> _TASK INSTRUCTIONS_: Each entry needs to appear again, retyped exactly as it is below.

> _Records from a data collection_:
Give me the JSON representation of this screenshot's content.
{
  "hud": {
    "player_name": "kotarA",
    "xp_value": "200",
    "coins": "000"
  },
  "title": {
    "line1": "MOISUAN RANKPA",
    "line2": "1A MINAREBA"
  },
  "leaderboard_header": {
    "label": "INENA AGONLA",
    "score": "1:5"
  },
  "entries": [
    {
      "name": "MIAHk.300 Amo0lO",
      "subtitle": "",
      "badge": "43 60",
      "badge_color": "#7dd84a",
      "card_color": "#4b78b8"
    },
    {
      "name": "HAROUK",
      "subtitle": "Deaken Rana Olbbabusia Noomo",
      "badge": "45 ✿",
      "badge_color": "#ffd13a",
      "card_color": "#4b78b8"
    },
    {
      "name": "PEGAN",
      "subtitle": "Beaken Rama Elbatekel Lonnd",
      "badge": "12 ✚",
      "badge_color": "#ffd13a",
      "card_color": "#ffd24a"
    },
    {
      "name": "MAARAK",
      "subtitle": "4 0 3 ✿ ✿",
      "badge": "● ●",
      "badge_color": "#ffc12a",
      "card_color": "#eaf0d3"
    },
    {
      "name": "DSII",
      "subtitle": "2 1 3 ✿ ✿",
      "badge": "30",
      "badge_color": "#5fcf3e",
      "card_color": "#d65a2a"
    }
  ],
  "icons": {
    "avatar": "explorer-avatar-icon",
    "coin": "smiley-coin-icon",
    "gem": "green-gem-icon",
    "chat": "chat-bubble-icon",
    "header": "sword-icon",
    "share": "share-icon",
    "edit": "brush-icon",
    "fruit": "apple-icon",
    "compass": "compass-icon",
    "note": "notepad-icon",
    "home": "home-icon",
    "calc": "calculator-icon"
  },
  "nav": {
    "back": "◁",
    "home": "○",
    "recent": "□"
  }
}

> _FINISHED TASK_:
Give me the JSON representation of this screenshot's content.
{
  "hud": {
    "player_name": "kotarA",
    "xp_value": "200",
    "coins": "000"
  },
  "title": {
    "line1": "MOISUAN RANKPA",
    "line2": "1A MINAREBA"
  },
  "leaderboard_header": {
    "label": "INENA AGONLA",
    "score": "1:5"
  },
  "entries": [
    {
      "name": "MIAHk.300 Amo0lO",
      "subtitle": "",
      "badge": "43 60",
      "badge_color": "#7dd84a",
      "card_color": "#4b78b8"
    },
    {
      "name": "HAROUK",
      "subtitle": "Deaken Rana Olbbabusia Noomo",
      "badge": "45 ✿",
      "badge_color": "#ffd13a",
      "card_color": "#4b78b8"
    },
    {
      "name": "PEGAN",
      "subtitle": "Beaken Rama Elbatekel Lonnd",
      "badge": "12 ✚",
      "badge_color": "#ffd13a",
      "card_color": "#ffd24a"
    },
    {
      "name": "MAARAK",
      "subtitle": "4 0 3 ✿ ✿",
      "badge": "● ●",
      "badge_color": "#ffc12a",
      "card_color": "#eaf0d3"
    },
    {
      "name": "DSII",
      "subtitle": "2 1 3 ✿ ✿",
      "badge": "30",
      "badge_color": "#5fcf3e",
      "card_color": "#d65a2a"
    }
  ],
  "icons": {
    "avatar": "explorer-avatar-icon",
    "coin": "smiley-coin-icon",
    "gem": "green-gem-icon",
    "chat": "chat-bubble-icon",
    "header": "sword-icon",
    "share": "share-icon",
    "edit": "brush-icon",
    "fruit": "apple-icon",
    "compass": "compass-icon",
    "note": "notepad-icon",
    "home": "home-icon",
    "calc": "calculator-icon"
  },
  "nav": {
    "back": "◁",
    "home": "○",
    "recent": "□"
  }
}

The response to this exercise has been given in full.